Mozambique has begun three days of national mourning after an explosion at an arms depot in the capital left at least 96 people dead and more than 400 injured, many of them children.
Officials said on Saturday that the death toll from Thursday's explosion would probably rise as rescuers continued search the rubble for survivors.
"Once we have recovered all the bodies, the number of deaths could pass 100," Enneas Comiche, the head of the Maputo municipal council, said.
Armando Guebuza, the president, has appointed an independent commission of inquiry into the blasts, a government spokesman said.
Munitions at the country's largest arms depot exploded on late on Thursday, landing on nearby poor neighborhoods, starting fires and causing residents to flee in panic.

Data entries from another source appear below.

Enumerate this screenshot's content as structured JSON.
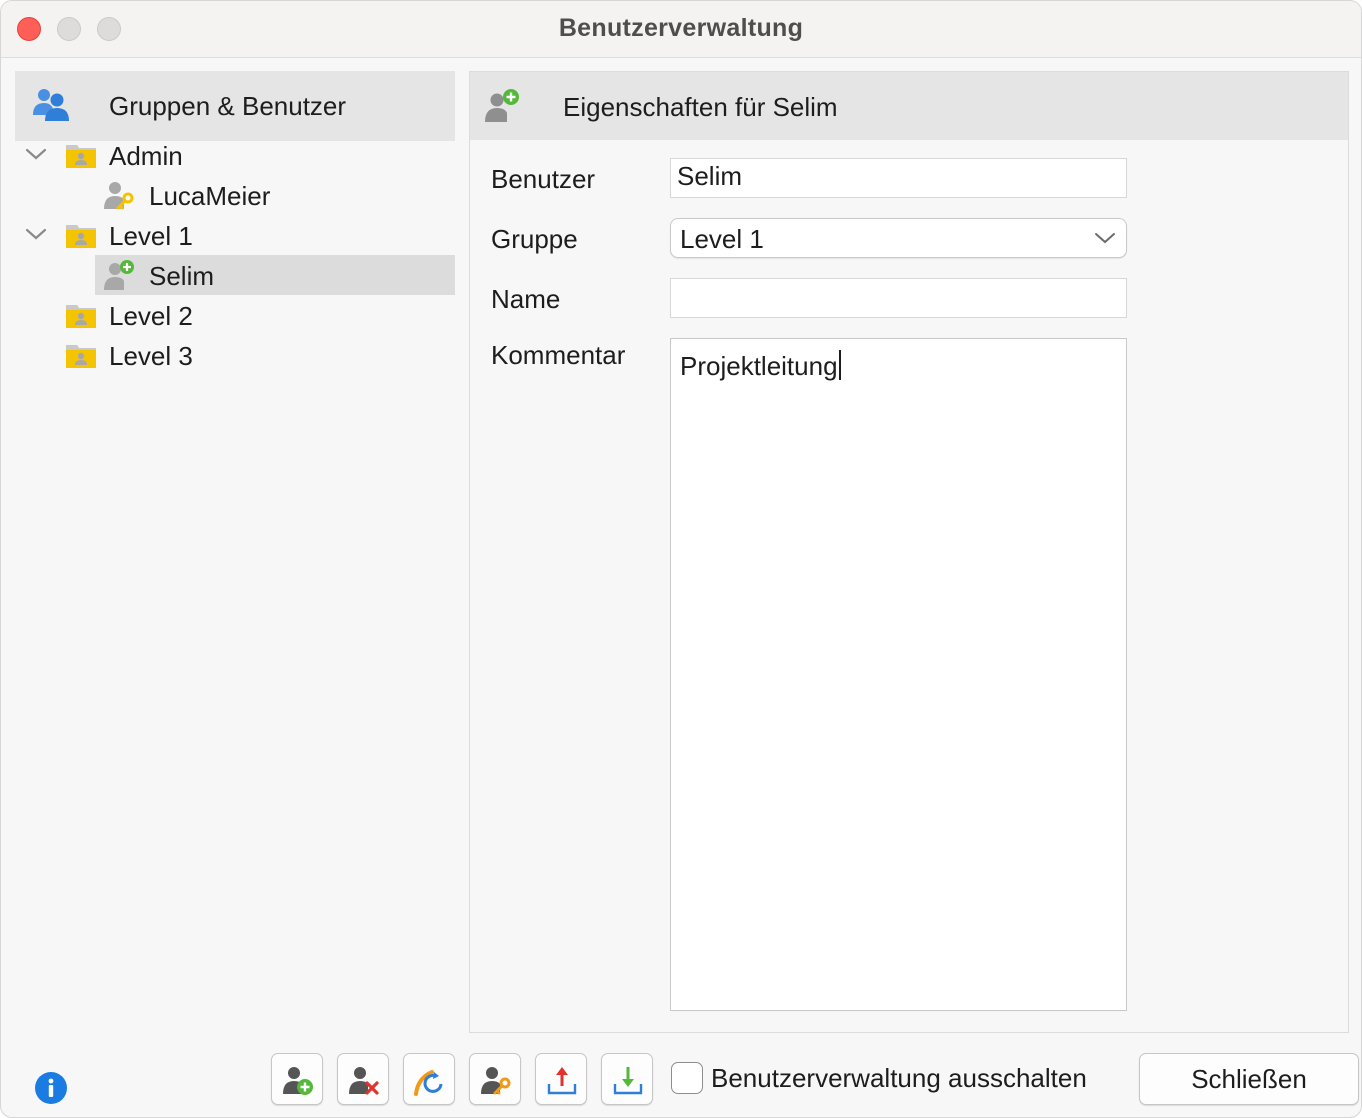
{
  "window": {
    "title": "Benutzerverwaltung"
  },
  "left_panel": {
    "header": "Gruppen & Benutzer",
    "tree": [
      {
        "label": "Admin",
        "type": "group",
        "expanded": true
      },
      {
        "label": "LucaMeier",
        "type": "user",
        "icon": "user-key-icon"
      },
      {
        "label": "Level 1",
        "type": "group",
        "expanded": true
      },
      {
        "label": "Selim",
        "type": "user",
        "icon": "user-add-icon",
        "selected": true
      },
      {
        "label": "Level 2",
        "type": "group",
        "expanded": false
      },
      {
        "label": "Level 3",
        "type": "group",
        "expanded": false
      }
    ]
  },
  "right_panel": {
    "header": "Eigenschaften für Selim",
    "form": {
      "user_label": "Benutzer",
      "user_value": "Selim",
      "group_label": "Gruppe",
      "group_value": "Level 1",
      "name_label": "Name",
      "name_value": "",
      "comment_label": "Kommentar",
      "comment_value": "Projektleitung"
    }
  },
  "bottom_bar": {
    "tools": [
      {
        "icon": "add-user-icon"
      },
      {
        "icon": "delete-user-icon"
      },
      {
        "icon": "refresh-user-icon"
      },
      {
        "icon": "user-password-icon"
      },
      {
        "icon": "export-icon"
      },
      {
        "icon": "import-icon"
      }
    ],
    "disable_checkbox_label": "Benutzerverwaltung ausschalten",
    "disable_checked": false,
    "close_label": "Schließen"
  },
  "colors": {
    "folder": "#f5c400",
    "accent_blue": "#2f7fd8",
    "add_green": "#54b83a",
    "delete_red": "#e0332d",
    "key_orange": "#f09a1a"
  }
}
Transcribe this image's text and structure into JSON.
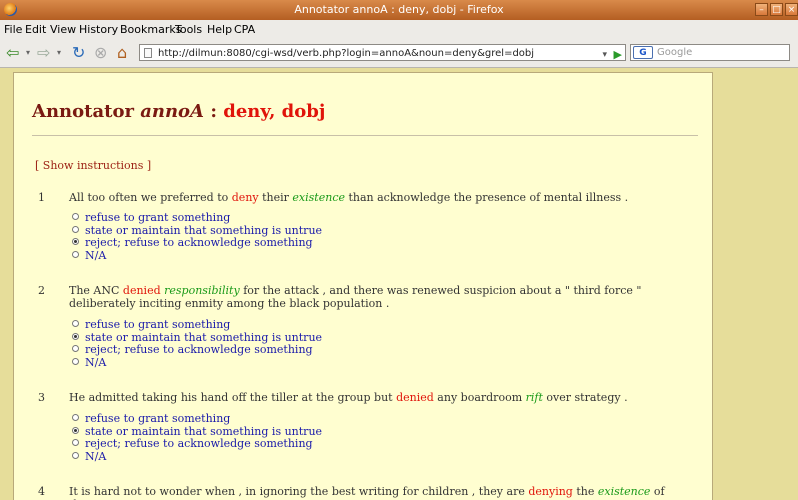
{
  "window": {
    "title": "Annotator annoA : deny, dobj - Firefox"
  },
  "menu": [
    "File",
    "Edit",
    "View",
    "History",
    "Bookmarks",
    "Tools",
    "Help",
    "CPA"
  ],
  "toolbar": {
    "url": "http://dilmun:8080/cgi-wsd/verb.php?login=annoA&noun=deny&grel=dobj",
    "search_engine": "G",
    "search_placeholder": "Google"
  },
  "page": {
    "heading_prefix": "Annotator",
    "annotator": "annoA",
    "separator": ":",
    "verb_rel": "deny, dobj",
    "instructions_link": "[ Show instructions ]"
  },
  "items": [
    {
      "num": "1",
      "pre": "All too often we preferred to ",
      "target": "deny",
      "mid": " their ",
      "arg": "existence",
      "post": " than acknowledge the presence of mental illness .",
      "options": [
        {
          "label": "refuse to grant something",
          "selected": false
        },
        {
          "label": "state or maintain that something is untrue",
          "selected": false
        },
        {
          "label": "reject; refuse to acknowledge something",
          "selected": true
        },
        {
          "label": "N/A",
          "selected": false
        }
      ]
    },
    {
      "num": "2",
      "pre": "The ANC ",
      "target": "denied",
      "mid": " ",
      "arg": "responsibility",
      "post": " for the attack , and there was renewed suspicion about a \" third force \" deliberately inciting enmity among the black population .",
      "options": [
        {
          "label": "refuse to grant something",
          "selected": false
        },
        {
          "label": "state or maintain that something is untrue",
          "selected": true
        },
        {
          "label": "reject; refuse to acknowledge something",
          "selected": false
        },
        {
          "label": "N/A",
          "selected": false
        }
      ]
    },
    {
      "num": "3",
      "pre": "He admitted taking his hand off the tiller at the group but ",
      "target": "denied",
      "mid": " any boardroom ",
      "arg": "rift",
      "post": " over strategy .",
      "options": [
        {
          "label": "refuse to grant something",
          "selected": false
        },
        {
          "label": "state or maintain that something is untrue",
          "selected": true
        },
        {
          "label": "reject; refuse to acknowledge something",
          "selected": false
        },
        {
          "label": "N/A",
          "selected": false
        }
      ]
    },
    {
      "num": "4",
      "pre": "It is hard not to wonder when , in ignoring the best writing for children , they are ",
      "target": "denying",
      "mid": " the ",
      "arg": "existence",
      "post": " of the",
      "options": []
    }
  ]
}
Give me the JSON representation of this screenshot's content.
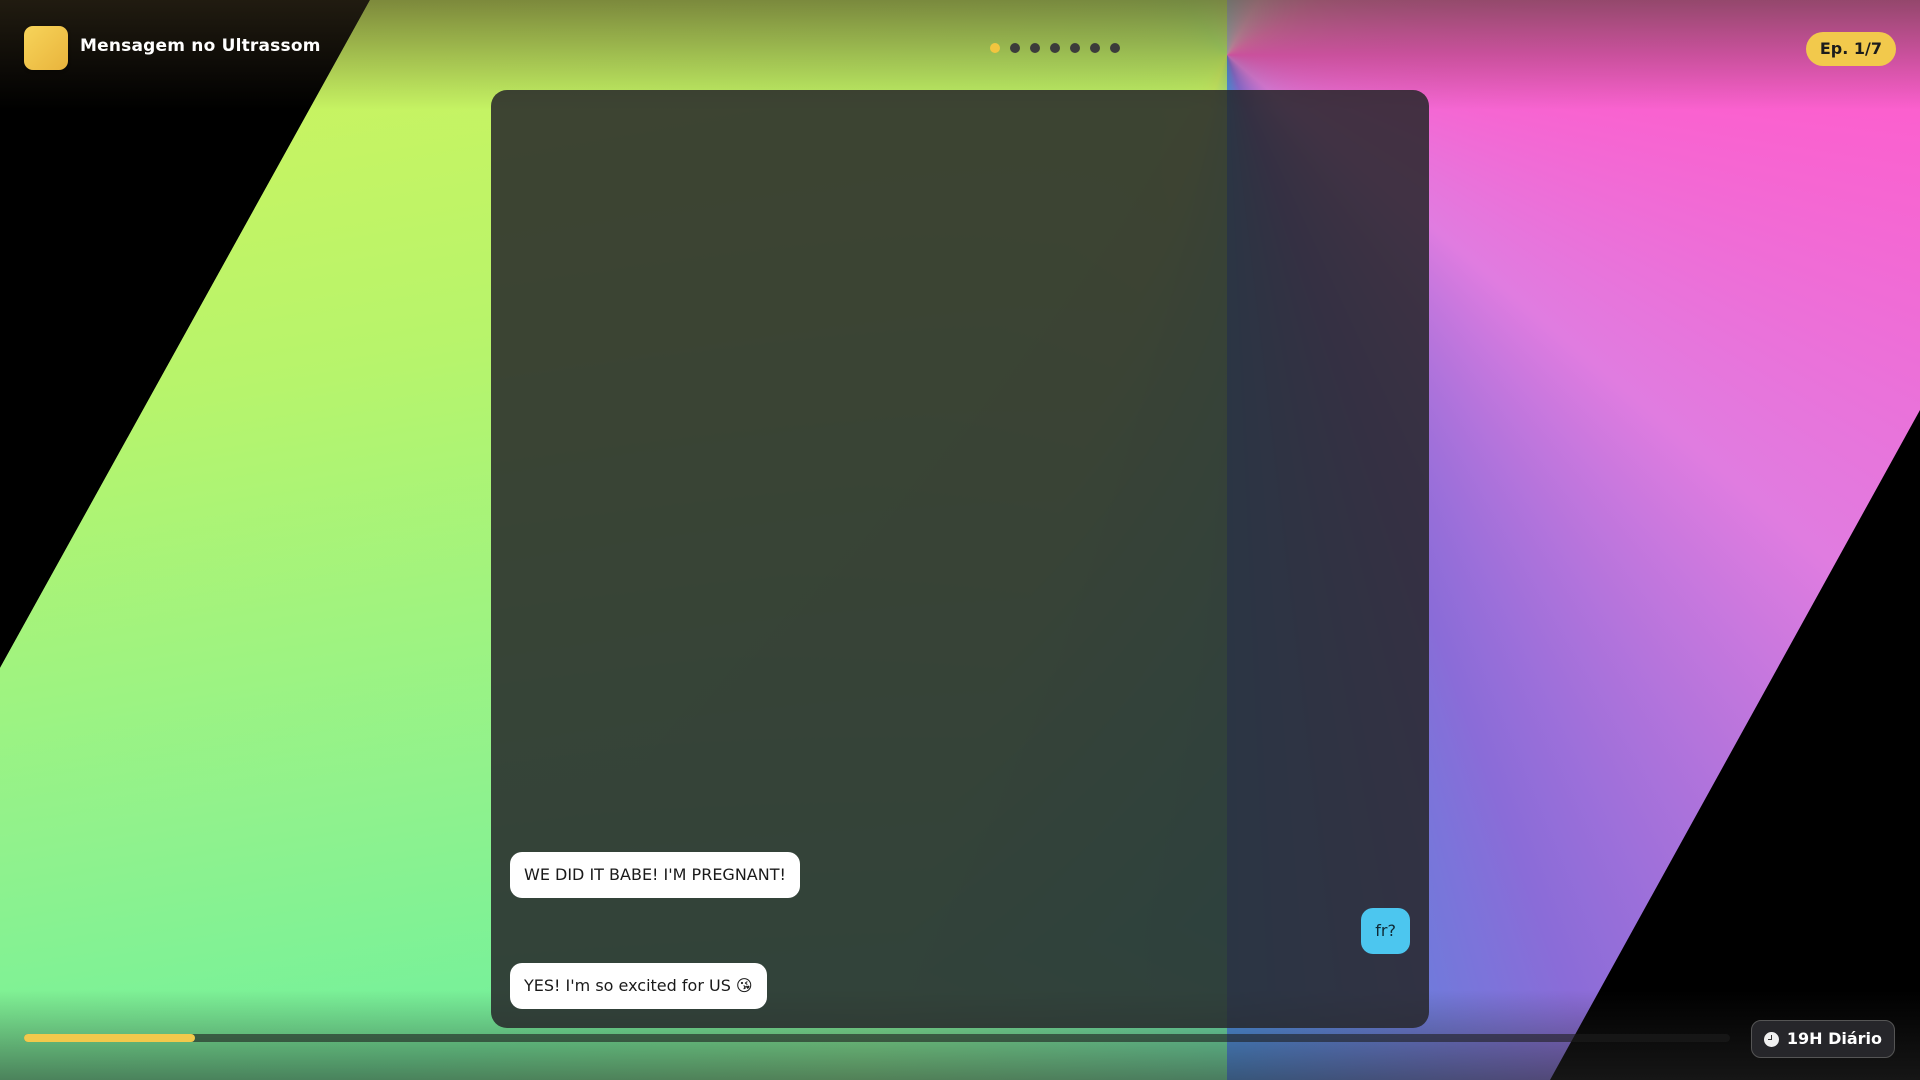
{
  "header": {
    "app_title": "Mensagem no Ultrassom",
    "episode_label": "Ep. 1/7",
    "episode_dots": {
      "total": 7,
      "active_index": 0
    }
  },
  "chat": {
    "messages": [
      {
        "side": "incoming",
        "text": "WE DID IT BABE! I'M PREGNANT!"
      },
      {
        "side": "outgoing",
        "text": "fr?"
      },
      {
        "side": "incoming",
        "text": "YES! I'm so excited for US 😘"
      }
    ]
  },
  "footer": {
    "progress_fraction": 0.1,
    "schedule_label": "19H Diário"
  },
  "colors": {
    "accent": "#f2c94c",
    "outgoing_bubble": "#4cc6ef",
    "incoming_bubble": "#ffffff",
    "panel": "#26262a"
  },
  "icons": {
    "app_logo": "app-logo-icon",
    "schedule": "clock-icon"
  }
}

"The defence ministry along with the city of Maputo is distributing leaflets to the families of the victims in order to organise the funerals," said a spokesman for the presidency, Estefanio Muholove.
He added that soldiers were going through the areas near the depot to collect the munitions that had not exploded.
Leila Pakkala, the UN children's fund representative in Mozambique, warned of the danger to children from the undetonated munitions.
"Experience in similar situations has shown that children in particular are in danger of being injured by playing with arms and mortars that have exploded," she said in a statement.
About 20 tonnes of obsolete arms and munitions dating from the country's 1976-1992 civil war had been stockpiled in the depot, set to be destroyed.
Luisa Diogo, Mozambique's prime minister, visited the injured in hospital on Saturday morning, local radio reported.
Most of the injured - many of them children - had limbs amputated, while others suffered head injuries and severe burns, according to doctors at Maputo hospitals.
The government says the blasts were triggered by high temperatures of up to 38c.